(Beginning of TASK INPUTS)

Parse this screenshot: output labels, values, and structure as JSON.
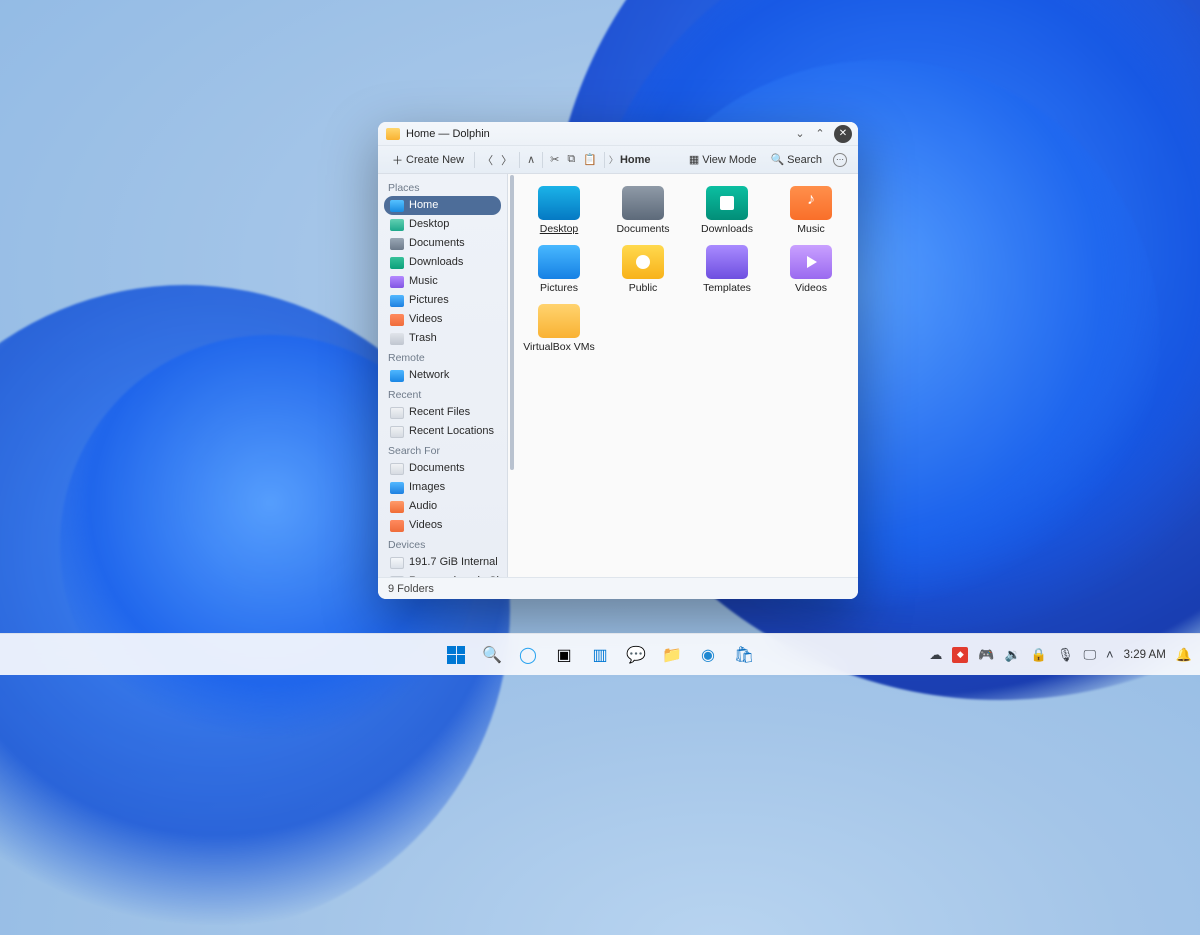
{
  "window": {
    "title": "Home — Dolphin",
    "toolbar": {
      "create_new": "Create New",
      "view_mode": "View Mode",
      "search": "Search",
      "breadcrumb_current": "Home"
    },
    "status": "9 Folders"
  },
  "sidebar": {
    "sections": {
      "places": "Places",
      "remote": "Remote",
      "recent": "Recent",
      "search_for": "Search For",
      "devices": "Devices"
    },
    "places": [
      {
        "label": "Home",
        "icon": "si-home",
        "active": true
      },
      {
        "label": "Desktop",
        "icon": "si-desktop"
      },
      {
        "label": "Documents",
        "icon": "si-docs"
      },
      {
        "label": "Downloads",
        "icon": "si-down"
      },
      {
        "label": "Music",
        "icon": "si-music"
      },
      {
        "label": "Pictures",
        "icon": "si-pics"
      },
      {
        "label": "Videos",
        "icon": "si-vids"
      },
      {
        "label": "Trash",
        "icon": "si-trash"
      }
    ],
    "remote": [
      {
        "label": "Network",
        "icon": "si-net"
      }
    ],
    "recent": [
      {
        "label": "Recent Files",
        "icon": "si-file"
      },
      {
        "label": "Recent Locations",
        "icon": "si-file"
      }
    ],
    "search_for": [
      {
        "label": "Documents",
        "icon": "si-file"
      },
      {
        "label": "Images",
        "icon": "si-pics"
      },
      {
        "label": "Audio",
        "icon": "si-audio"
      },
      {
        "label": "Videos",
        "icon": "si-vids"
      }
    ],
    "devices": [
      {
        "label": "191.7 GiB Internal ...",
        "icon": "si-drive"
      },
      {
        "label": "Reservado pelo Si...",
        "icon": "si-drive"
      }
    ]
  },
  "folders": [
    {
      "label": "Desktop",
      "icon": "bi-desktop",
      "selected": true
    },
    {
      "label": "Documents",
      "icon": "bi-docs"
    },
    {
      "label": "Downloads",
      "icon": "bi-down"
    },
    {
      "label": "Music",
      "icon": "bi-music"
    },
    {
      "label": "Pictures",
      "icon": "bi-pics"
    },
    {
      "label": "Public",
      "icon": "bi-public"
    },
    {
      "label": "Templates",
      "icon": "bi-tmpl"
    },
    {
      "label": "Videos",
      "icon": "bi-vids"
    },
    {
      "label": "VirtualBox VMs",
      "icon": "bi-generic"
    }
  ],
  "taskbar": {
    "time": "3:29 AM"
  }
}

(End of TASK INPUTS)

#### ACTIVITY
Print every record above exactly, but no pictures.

#### SOLUTION
Parse this screenshot: output labels, values, and structure as JSON.
{
  "window": {
    "title": "Home — Dolphin",
    "toolbar": {
      "create_new": "Create New",
      "view_mode": "View Mode",
      "search": "Search",
      "breadcrumb_current": "Home"
    },
    "status": "9 Folders"
  },
  "sidebar": {
    "sections": {
      "places": "Places",
      "remote": "Remote",
      "recent": "Recent",
      "search_for": "Search For",
      "devices": "Devices"
    },
    "places": [
      {
        "label": "Home",
        "icon": "si-home",
        "active": true
      },
      {
        "label": "Desktop",
        "icon": "si-desktop"
      },
      {
        "label": "Documents",
        "icon": "si-docs"
      },
      {
        "label": "Downloads",
        "icon": "si-down"
      },
      {
        "label": "Music",
        "icon": "si-music"
      },
      {
        "label": "Pictures",
        "icon": "si-pics"
      },
      {
        "label": "Videos",
        "icon": "si-vids"
      },
      {
        "label": "Trash",
        "icon": "si-trash"
      }
    ],
    "remote": [
      {
        "label": "Network",
        "icon": "si-net"
      }
    ],
    "recent": [
      {
        "label": "Recent Files",
        "icon": "si-file"
      },
      {
        "label": "Recent Locations",
        "icon": "si-file"
      }
    ],
    "search_for": [
      {
        "label": "Documents",
        "icon": "si-file"
      },
      {
        "label": "Images",
        "icon": "si-pics"
      },
      {
        "label": "Audio",
        "icon": "si-audio"
      },
      {
        "label": "Videos",
        "icon": "si-vids"
      }
    ],
    "devices": [
      {
        "label": "191.7 GiB Internal ...",
        "icon": "si-drive"
      },
      {
        "label": "Reservado pelo Si...",
        "icon": "si-drive"
      }
    ]
  },
  "folders": [
    {
      "label": "Desktop",
      "icon": "bi-desktop",
      "selected": true
    },
    {
      "label": "Documents",
      "icon": "bi-docs"
    },
    {
      "label": "Downloads",
      "icon": "bi-down"
    },
    {
      "label": "Music",
      "icon": "bi-music"
    },
    {
      "label": "Pictures",
      "icon": "bi-pics"
    },
    {
      "label": "Public",
      "icon": "bi-public"
    },
    {
      "label": "Templates",
      "icon": "bi-tmpl"
    },
    {
      "label": "Videos",
      "icon": "bi-vids"
    },
    {
      "label": "VirtualBox VMs",
      "icon": "bi-generic"
    }
  ],
  "taskbar": {
    "time": "3:29 AM"
  }
}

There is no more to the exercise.